Profile: Capt Francesco Schettino
Francesco Schettino, the Costa Concordia captain at the centre of one of Italy's worst maritime disasters, is currently under arrest.
He faces possible charges of manslaughter, causing a shipwreck and abandoning ship, charges he denies.
The 52-year-old's life has been dominated by the sea.
Born in the coastal town of Castellammare di Stabia, near the southern city of Naples, he attended a nautical institute in the nearby town of Piano di Sorrento.
Few personal details are known about Mr Schettino, and his family - based in the Naples town of Meta - have said they are no longer giving interviews to the press.
But speculation is swirling about how the vast ship he captained - almost a floating city with its 4,300 passengers and crew members - ended its journey aground and on its side, metres from the Tuscan island of Giglio.
End Quote Capt Schettino quoted in 2010 interview with Dnes newspaper
It's like plane crashes - everyone thinks it couldn't happen to them”
Mr Schettino joined Costa Cruises in 2002, initially as an official in charge of security. He was promoted to the role of captain in 2006, having been second-in-command.
As reports of a unplanned change of course and a terrifying and chaotic evacuation process have multiplied, the firm has been quick to distance itself from the captain who, it said, had made "serious errors of judgement".
Costa's Chief Executive Officer Pier Luigi Foschi said Mr Schettino changed a pre-programmed route to make a manoeuvre that was "unauthorised, unapproved and unknown to Costa".
"The captain has the authority to take the decisions on board. In this case, the captain decided to change the route and he went into waters that he did not know in advance," Mr Foschi said.
Italian newspapers have speculated that the change of course may have been a daring deviation, a kind of maritime tribute to one of the crew members who was from the small island.
The reason for the dramatic shift in route will only be revealed by the criminal investigation but, in a television interview given hours after the ship ran aground, Mr Schettino's shock and disbelief is clear.
"I firmly believe that the rock was not shown," he tells the reporter, seemingly incredulous at what had happened.
"We didn't hit it with the bow of the boat, but from the side, as if this rock had some kind of spike beneath the water. I don't know if it was picked up or not but on the nautical chart it said that we should have had deep water beneath us. [...] We were about 300 metres from the rocks, more or less, we shouldn't have hit anything," he said.
Meanwhile, transcripts of conversations between Capt Schettino and the coastguard have emerged suggesting he fled before all passengers had been evacuated, despite his assertion otherwise.
In the recording, Coastguard Capt Gregorio De Falco repeatedly orders him to get back on board the ship.
"Listen Schettino, perhaps you have saved yourself from the sea, but I will make you look very bad. I will make you pay for this. Dammit, go back on board!" Capt De Falco says.

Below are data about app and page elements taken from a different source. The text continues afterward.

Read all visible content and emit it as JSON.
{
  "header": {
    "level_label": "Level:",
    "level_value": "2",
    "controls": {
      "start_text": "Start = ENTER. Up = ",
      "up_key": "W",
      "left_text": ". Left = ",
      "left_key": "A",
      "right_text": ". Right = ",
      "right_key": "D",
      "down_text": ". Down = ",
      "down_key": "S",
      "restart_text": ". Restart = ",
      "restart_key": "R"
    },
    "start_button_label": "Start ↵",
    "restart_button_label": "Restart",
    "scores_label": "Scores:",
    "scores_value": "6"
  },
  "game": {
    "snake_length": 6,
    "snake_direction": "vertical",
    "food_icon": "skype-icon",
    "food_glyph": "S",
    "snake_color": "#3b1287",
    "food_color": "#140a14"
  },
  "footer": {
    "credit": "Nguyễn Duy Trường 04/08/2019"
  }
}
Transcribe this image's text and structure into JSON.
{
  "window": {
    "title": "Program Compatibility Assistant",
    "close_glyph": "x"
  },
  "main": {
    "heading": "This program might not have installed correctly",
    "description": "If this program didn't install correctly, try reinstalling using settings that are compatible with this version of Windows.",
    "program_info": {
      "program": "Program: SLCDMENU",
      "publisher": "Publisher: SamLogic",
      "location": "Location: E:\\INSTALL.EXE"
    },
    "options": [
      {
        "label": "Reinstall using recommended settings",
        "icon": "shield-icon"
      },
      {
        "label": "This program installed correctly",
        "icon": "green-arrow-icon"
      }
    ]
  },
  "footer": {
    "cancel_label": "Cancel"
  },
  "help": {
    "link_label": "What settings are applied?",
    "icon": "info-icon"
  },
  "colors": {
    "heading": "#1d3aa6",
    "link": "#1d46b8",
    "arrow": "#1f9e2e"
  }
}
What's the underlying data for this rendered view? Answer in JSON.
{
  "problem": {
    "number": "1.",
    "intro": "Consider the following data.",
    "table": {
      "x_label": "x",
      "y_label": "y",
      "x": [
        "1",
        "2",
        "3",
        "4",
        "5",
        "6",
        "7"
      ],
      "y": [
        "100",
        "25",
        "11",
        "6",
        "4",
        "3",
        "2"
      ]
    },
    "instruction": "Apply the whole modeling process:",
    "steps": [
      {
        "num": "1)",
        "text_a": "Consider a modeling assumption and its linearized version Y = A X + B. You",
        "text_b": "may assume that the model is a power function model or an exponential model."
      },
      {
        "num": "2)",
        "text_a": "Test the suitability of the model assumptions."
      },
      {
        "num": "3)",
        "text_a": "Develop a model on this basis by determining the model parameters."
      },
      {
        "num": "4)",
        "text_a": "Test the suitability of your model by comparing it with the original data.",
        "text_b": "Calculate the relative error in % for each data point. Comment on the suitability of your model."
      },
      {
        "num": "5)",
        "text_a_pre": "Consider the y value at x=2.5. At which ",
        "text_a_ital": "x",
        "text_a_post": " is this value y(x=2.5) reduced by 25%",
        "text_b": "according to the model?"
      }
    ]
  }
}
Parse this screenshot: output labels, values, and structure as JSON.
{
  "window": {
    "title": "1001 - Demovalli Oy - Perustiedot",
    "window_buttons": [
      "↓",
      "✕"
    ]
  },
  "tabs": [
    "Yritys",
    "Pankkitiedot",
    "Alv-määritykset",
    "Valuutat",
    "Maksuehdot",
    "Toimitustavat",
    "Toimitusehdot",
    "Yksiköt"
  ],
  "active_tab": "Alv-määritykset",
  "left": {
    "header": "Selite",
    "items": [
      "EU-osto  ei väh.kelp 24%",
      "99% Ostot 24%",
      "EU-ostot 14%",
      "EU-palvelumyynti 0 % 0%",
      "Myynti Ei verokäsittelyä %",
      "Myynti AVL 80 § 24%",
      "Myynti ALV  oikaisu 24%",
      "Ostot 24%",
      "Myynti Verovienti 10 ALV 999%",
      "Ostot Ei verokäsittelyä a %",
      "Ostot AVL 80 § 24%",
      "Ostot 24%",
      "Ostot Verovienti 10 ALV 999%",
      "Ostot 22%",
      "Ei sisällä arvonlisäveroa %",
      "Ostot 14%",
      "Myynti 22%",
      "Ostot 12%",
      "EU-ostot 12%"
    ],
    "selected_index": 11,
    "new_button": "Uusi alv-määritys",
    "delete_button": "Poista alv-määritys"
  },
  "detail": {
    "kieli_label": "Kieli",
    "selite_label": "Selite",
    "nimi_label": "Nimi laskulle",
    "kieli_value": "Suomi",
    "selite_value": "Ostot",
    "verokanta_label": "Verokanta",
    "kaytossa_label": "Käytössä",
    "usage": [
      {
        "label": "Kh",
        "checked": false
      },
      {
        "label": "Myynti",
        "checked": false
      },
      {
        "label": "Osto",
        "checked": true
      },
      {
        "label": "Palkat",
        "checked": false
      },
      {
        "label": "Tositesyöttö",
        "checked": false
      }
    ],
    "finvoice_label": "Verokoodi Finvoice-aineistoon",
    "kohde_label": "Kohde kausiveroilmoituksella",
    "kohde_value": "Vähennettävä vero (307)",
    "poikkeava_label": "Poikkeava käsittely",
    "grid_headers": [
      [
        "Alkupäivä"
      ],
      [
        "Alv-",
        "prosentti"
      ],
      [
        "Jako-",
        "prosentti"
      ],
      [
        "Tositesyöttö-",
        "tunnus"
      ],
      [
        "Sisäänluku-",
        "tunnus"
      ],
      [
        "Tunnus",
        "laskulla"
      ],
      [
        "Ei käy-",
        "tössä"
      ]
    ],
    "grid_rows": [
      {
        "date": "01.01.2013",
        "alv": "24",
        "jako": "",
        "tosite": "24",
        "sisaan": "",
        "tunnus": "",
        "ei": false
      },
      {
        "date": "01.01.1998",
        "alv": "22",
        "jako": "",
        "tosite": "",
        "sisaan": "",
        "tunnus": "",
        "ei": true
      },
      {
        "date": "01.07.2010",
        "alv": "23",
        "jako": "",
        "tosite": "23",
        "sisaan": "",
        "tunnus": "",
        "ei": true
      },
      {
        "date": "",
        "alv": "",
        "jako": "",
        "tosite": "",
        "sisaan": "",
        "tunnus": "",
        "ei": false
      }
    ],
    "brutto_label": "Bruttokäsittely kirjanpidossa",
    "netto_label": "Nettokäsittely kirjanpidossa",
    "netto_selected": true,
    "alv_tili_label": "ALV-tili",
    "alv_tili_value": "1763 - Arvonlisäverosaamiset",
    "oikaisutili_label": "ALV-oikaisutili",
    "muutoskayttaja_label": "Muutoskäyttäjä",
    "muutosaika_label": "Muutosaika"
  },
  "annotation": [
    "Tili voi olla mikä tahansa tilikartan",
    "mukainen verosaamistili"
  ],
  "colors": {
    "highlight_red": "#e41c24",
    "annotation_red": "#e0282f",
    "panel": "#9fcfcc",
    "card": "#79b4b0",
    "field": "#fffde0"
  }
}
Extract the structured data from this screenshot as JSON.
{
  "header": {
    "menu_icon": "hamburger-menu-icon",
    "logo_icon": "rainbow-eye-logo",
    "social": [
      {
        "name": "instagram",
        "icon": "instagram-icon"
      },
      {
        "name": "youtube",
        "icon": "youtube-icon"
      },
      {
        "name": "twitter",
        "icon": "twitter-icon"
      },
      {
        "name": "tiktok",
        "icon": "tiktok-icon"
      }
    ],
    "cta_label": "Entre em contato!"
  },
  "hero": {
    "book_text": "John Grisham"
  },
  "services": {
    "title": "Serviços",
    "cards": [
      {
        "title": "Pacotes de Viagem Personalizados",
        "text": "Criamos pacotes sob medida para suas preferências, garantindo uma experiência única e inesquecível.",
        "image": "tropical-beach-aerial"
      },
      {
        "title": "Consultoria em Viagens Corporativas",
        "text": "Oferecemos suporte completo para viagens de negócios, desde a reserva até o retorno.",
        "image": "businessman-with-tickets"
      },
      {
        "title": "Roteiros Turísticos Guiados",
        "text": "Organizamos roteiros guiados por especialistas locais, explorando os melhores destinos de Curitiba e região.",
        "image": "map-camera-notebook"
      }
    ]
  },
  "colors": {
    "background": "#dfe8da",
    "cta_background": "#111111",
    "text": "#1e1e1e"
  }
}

Speaking by radio from a lifeboat, Capt Schettino says he is co-ordinating the rescue from there, pleading at one point: "Do you realise that it is dark and we can't see anything?"
The coastguard shouts back: "So, what do you want to do, to go home, Schettino?! It's dark and you want to go home? Go to the bow of the ship where the ladder is and tell me what needs to be done, how many people there are, and what they need! Now!"
A taxi driver who says he took the captain to a hotel on Saturday morning - after the ship had crashed - told Ansa news agency the captain had asked only where he could buy some socks.
"He looked like a beaten dog, cold and scared," the taxi driver said.
An earlier interview was full of confidence in his abilities and the technology that underpins modern cruise ship travel. But some of his words may come back to haunt him.
"I wouldn't want to be the captain of the Titanic, forced to navigate between icebergs," he told a reporter from Czech newspaper Dnes in 2010.
"But I think that with the right preparation any situation can be overcome and any problem prevented," he added.
When asked whether the 1997 film Titanic had discouraged people from going on a cruise, his response was: "Luckily, people forget tragedies quickly. It's like plane crashes. Everyone thinks that it couldn't happen to them."
As the accusations against Mr Schettino grow, there have been those who have come to his defence, setting up a Facebook page with 1,500 fans.
Many of them are sailors themselves who have commented on how Mr Schettino's decision to steer the ship towards port after it collided with the rock had probably saved dozens of lives.
According to an interview in Naples-based Il Mattino newspaper quoting his sister, the first person Mr Schettino called after the incident was his 80-year-old mother, Rosa.
"He called her at five in the morning on Saturday to tell her there had been a disaster, that he had tried to save as many passengers as possible and not to worry, because it was all over," she said.